© The Trustees of the British Museum

A colonnaded atrium with domes, c. 1740-43

Courtesy of Thames & Hudson

"Piranesi Drawings: Visions of Antiquity" by Sarah Vowles

© The Morgan Library & Museum

Architectural Fantasy with a Colossal Arcaded Faȧde on a Piazza with Statues, Victory Columns, Fountains, and an Obelisk, ca. 1740-50

© The Trustees of the British Museum

A frontispiece design with two skeletons in front of a tomb, c. 1746-47

© The Trustees of the British Museum

A monumental staircase in a vaulted interior with columns, c. 1750-55

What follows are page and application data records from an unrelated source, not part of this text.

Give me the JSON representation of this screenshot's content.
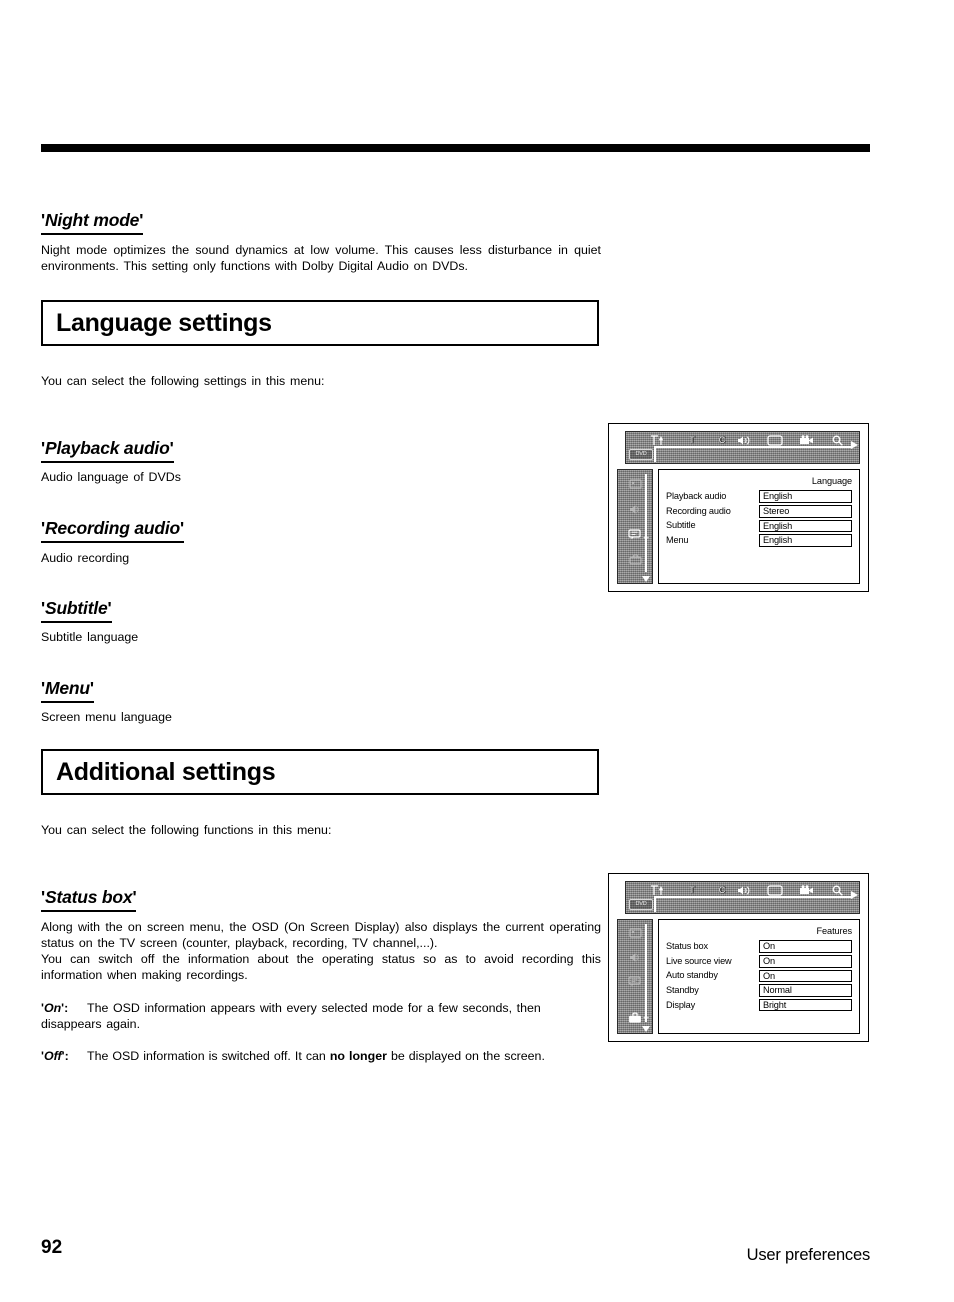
{
  "page": {
    "number": "92",
    "footer_title": "User preferences"
  },
  "night_mode": {
    "heading_open_quote": "'",
    "heading": "Night mode",
    "heading_close_quote": "'",
    "paragraph": "Night mode optimizes the sound dynamics at low volume. This causes less disturbance in quiet environments. This setting only functions with Dolby Digital Audio on DVDs."
  },
  "language_settings": {
    "title": "Language settings",
    "intro": "You can select the following settings in this menu:",
    "items": [
      {
        "heading": "Playback audio",
        "description": "Audio language of DVDs"
      },
      {
        "heading": "Recording audio",
        "description": "Audio recording"
      },
      {
        "heading": "Subtitle",
        "description": "Subtitle language"
      },
      {
        "heading": "Menu",
        "description": "Screen menu language"
      }
    ]
  },
  "additional_settings": {
    "title": "Additional settings",
    "intro": "You can select the following functions in this menu:",
    "status_box": {
      "heading": "Status box",
      "paragraph_1": "Along with the on screen menu, the OSD (On Screen Display) also displays the current operating status on the TV screen (counter, playback, recording, TV channel,...).",
      "paragraph_2": "You can switch off the information about the operating status so as to avoid recording this information when making recordings.",
      "options": [
        {
          "term": "On",
          "quote_open": "'",
          "quote_close": "':",
          "description_pre": "The OSD information appears with every selected mode for a few seconds, then disappears again.",
          "description_bold": "",
          "description_post": ""
        },
        {
          "term": "Off",
          "quote_open": "'",
          "quote_close": "':",
          "description_pre": "The OSD information is switched off. It can ",
          "description_bold": "no longer",
          "description_post": " be displayed on the screen."
        }
      ]
    }
  },
  "osd_language": {
    "dvd_badge": "DVD",
    "toolbar_icons": [
      "tools-icon",
      "timer-t-icon",
      "clock-c-icon",
      "speaker-icon",
      "tv-screen-icon",
      "camcorder-icon",
      "magnifier-icon"
    ],
    "sidebar_icons": [
      "picture-icon",
      "sound-speaker-icon",
      "language-bubble-icon",
      "features-toolbox-icon"
    ],
    "selected_sidebar_icon": "language-bubble-icon",
    "panel_title": "Language",
    "rows": [
      {
        "label": "Playback audio",
        "value": "English"
      },
      {
        "label": "Recording audio",
        "value": "Stereo"
      },
      {
        "label": "Subtitle",
        "value": "English"
      },
      {
        "label": "Menu",
        "value": "English"
      }
    ]
  },
  "osd_features": {
    "dvd_badge": "DVD",
    "toolbar_icons": [
      "tools-icon",
      "timer-t-icon",
      "clock-c-icon",
      "speaker-icon",
      "tv-screen-icon",
      "camcorder-icon",
      "magnifier-icon"
    ],
    "sidebar_icons": [
      "picture-icon",
      "sound-speaker-icon",
      "language-bubble-icon",
      "features-toolbox-icon"
    ],
    "selected_sidebar_icon": "features-toolbox-icon",
    "panel_title": "Features",
    "rows": [
      {
        "label": "Status box",
        "value": "On"
      },
      {
        "label": "Live source view",
        "value": "On"
      },
      {
        "label": "Auto standby",
        "value": "On"
      },
      {
        "label": "Standby",
        "value": "Normal"
      },
      {
        "label": "Display",
        "value": "Bright"
      }
    ]
  },
  "colors": {
    "ink": "#000000",
    "paper": "#ffffff",
    "osd_chrome": "#8d8d8d"
  }
}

© The Trustees of the British Museum

The meeting of the Via Appia and the Via Ardeatina, seen at the second milestone outside the Porta Capena, c. 1750-56

© The Trustees of the British Museum

Fantastical façade of an antique building, c. 1765-69

© The Trustees of the British Museum

View of the Strada Consulare with the Herculaneum Gate in Pompeii, c. 1772-78